[Material to process]

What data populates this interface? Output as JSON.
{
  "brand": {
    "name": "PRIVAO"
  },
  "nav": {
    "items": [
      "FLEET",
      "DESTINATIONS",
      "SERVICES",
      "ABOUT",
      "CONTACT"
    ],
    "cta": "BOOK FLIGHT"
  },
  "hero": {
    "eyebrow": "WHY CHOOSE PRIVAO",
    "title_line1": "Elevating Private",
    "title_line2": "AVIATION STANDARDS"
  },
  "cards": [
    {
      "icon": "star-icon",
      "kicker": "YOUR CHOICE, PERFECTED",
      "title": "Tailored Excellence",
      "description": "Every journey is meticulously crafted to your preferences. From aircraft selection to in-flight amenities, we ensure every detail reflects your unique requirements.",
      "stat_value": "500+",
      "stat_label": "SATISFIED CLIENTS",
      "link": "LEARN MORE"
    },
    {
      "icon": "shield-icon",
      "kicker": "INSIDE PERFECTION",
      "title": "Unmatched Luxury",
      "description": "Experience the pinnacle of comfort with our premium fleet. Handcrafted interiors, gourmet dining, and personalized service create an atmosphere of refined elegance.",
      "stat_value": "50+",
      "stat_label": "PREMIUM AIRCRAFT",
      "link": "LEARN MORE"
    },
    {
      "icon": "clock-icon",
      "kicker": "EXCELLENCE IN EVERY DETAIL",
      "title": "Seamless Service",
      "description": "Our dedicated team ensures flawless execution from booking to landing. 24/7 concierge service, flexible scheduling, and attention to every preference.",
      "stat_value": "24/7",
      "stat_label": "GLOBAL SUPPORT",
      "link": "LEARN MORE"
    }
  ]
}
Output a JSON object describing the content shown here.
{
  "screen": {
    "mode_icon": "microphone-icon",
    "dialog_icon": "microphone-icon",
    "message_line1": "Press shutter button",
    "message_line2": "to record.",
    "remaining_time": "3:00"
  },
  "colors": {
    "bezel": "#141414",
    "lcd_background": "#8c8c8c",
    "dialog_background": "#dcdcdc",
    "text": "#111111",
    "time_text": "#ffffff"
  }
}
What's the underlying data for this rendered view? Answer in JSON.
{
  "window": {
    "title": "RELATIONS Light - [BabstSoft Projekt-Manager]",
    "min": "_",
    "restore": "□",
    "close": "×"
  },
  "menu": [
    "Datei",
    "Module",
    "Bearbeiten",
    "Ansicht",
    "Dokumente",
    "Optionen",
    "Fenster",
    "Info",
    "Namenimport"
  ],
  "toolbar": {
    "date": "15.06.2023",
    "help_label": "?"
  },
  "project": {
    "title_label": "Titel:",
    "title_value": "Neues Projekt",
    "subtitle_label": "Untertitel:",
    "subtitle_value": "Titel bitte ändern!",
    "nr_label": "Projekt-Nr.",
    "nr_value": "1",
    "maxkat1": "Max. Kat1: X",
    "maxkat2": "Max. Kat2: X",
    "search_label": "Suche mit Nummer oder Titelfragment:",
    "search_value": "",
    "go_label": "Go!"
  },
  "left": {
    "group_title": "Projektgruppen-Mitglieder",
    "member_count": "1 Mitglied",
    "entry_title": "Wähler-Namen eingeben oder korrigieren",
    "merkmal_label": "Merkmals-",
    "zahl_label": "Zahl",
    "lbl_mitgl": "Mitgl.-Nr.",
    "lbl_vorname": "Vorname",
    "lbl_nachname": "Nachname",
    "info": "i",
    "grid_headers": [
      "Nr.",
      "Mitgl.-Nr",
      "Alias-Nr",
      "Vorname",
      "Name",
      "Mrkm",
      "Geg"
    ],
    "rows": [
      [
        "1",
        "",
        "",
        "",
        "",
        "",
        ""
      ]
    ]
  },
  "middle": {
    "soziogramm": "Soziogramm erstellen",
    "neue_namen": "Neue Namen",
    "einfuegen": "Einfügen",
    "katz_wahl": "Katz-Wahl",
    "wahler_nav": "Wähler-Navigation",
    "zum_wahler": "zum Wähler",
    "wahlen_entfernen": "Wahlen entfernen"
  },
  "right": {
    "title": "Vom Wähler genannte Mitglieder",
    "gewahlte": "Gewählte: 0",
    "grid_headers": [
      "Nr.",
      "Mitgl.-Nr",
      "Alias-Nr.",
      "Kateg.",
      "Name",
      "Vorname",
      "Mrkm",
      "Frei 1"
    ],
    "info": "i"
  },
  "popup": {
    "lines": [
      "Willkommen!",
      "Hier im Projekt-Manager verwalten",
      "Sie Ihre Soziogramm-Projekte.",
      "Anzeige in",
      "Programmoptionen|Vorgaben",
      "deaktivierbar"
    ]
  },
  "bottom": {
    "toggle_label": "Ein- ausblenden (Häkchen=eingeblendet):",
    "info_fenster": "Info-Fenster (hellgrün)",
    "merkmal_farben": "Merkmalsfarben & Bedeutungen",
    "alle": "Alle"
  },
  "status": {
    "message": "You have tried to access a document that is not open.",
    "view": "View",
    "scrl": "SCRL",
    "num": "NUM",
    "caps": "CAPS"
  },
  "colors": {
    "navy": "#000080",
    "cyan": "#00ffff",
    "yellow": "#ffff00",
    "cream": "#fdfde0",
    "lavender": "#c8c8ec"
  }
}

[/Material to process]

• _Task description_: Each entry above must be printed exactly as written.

• _Result_:
What data populates this interface? Output as JSON.
{
  "brand": {
    "name": "PRIVAO"
  },
  "nav": {
    "items": [
      "FLEET",
      "DESTINATIONS",
      "SERVICES",
      "ABOUT",
      "CONTACT"
    ],
    "cta": "BOOK FLIGHT"
  },
  "hero": {
    "eyebrow": "WHY CHOOSE PRIVAO",
    "title_line1": "Elevating Private",
    "title_line2": "AVIATION STANDARDS"
  },
  "cards": [
    {
      "icon": "star-icon",
      "kicker": "YOUR CHOICE, PERFECTED",
      "title": "Tailored Excellence",
      "description": "Every journey is meticulously crafted to your preferences. From aircraft selection to in-flight amenities, we ensure every detail reflects your unique requirements.",
      "stat_value": "500+",
      "stat_label": "SATISFIED CLIENTS",
      "link": "LEARN MORE"
    },
    {
      "icon": "shield-icon",
      "kicker": "INSIDE PERFECTION",
      "title": "Unmatched Luxury",
      "description": "Experience the pinnacle of comfort with our premium fleet. Handcrafted interiors, gourmet dining, and personalized service create an atmosphere of refined elegance.",
      "stat_value": "50+",
      "stat_label": "PREMIUM AIRCRAFT",
      "link": "LEARN MORE"
    },
    {
      "icon": "clock-icon",
      "kicker": "EXCELLENCE IN EVERY DETAIL",
      "title": "Seamless Service",
      "description": "Our dedicated team ensures flawless execution from booking to landing. 24/7 concierge service, flexible scheduling, and attention to every preference.",
      "stat_value": "24/7",
      "stat_label": "GLOBAL SUPPORT",
      "link": "LEARN MORE"
    }
  ]
}
Output a JSON object describing the content shown here.
{
  "screen": {
    "mode_icon": "microphone-icon",
    "dialog_icon": "microphone-icon",
    "message_line1": "Press shutter button",
    "message_line2": "to record.",
    "remaining_time": "3:00"
  },
  "colors": {
    "bezel": "#141414",
    "lcd_background": "#8c8c8c",
    "dialog_background": "#dcdcdc",
    "text": "#111111",
    "time_text": "#ffffff"
  }
}
What's the underlying data for this rendered view? Answer in JSON.
{
  "window": {
    "title": "RELATIONS Light - [BabstSoft Projekt-Manager]",
    "min": "_",
    "restore": "□",
    "close": "×"
  },
  "menu": [
    "Datei",
    "Module",
    "Bearbeiten",
    "Ansicht",
    "Dokumente",
    "Optionen",
    "Fenster",
    "Info",
    "Namenimport"
  ],
  "toolbar": {
    "date": "15.06.2023",
    "help_label": "?"
  },
  "project": {
    "title_label": "Titel:",
    "title_value": "Neues Projekt",
    "subtitle_label": "Untertitel:",
    "subtitle_value": "Titel bitte ändern!",
    "nr_label": "Projekt-Nr.",
    "nr_value": "1",
    "maxkat1": "Max. Kat1: X",
    "maxkat2": "Max. Kat2: X",
    "search_label": "Suche mit Nummer oder Titelfragment:",
    "search_value": "",
    "go_label": "Go!"
  },
  "left": {
    "group_title": "Projektgruppen-Mitglieder",
    "member_count": "1 Mitglied",
    "entry_title": "Wähler-Namen eingeben oder korrigieren",
    "merkmal_label": "Merkmals-",
    "zahl_label": "Zahl",
    "lbl_mitgl": "Mitgl.-Nr.",
    "lbl_vorname": "Vorname",
    "lbl_nachname": "Nachname",
    "info": "i",
    "grid_headers": [
      "Nr.",
      "Mitgl.-Nr",
      "Alias-Nr",
      "Vorname",
      "Name",
      "Mrkm",
      "Geg"
    ],
    "rows": [
      [
        "1",
        "",
        "",
        "",
        "",
        "",
        ""
      ]
    ]
  },
  "middle": {
    "soziogramm": "Soziogramm erstellen",
    "neue_namen": "Neue Namen",
    "einfuegen": "Einfügen",
    "katz_wahl": "Katz-Wahl",
    "wahler_nav": "Wähler-Navigation",
    "zum_wahler": "zum Wähler",
    "wahlen_entfernen": "Wahlen entfernen"
  },
  "right": {
    "title": "Vom Wähler genannte Mitglieder",
    "gewahlte": "Gewählte: 0",
    "grid_headers": [
      "Nr.",
      "Mitgl.-Nr",
      "Alias-Nr.",
      "Kateg.",
      "Name",
      "Vorname",
      "Mrkm",
      "Frei 1"
    ],
    "info": "i"
  },
  "popup": {
    "lines": [
      "Willkommen!",
      "Hier im Projekt-Manager verwalten",
      "Sie Ihre Soziogramm-Projekte.",
      "Anzeige in",
      "Programmoptionen|Vorgaben",
      "deaktivierbar"
    ]
  },
  "bottom": {
    "toggle_label": "Ein- ausblenden (Häkchen=eingeblendet):",
    "info_fenster": "Info-Fenster (hellgrün)",
    "merkmal_farben": "Merkmalsfarben & Bedeutungen",
    "alle": "Alle"
  },
  "status": {
    "message": "You have tried to access a document that is not open.",
    "view": "View",
    "scrl": "SCRL",
    "num": "NUM",
    "caps": "CAPS"
  },
  "colors": {
    "navy": "#000080",
    "cyan": "#00ffff",
    "yellow": "#ffff00",
    "cream": "#fdfde0",
    "lavender": "#c8c8ec"
  }
}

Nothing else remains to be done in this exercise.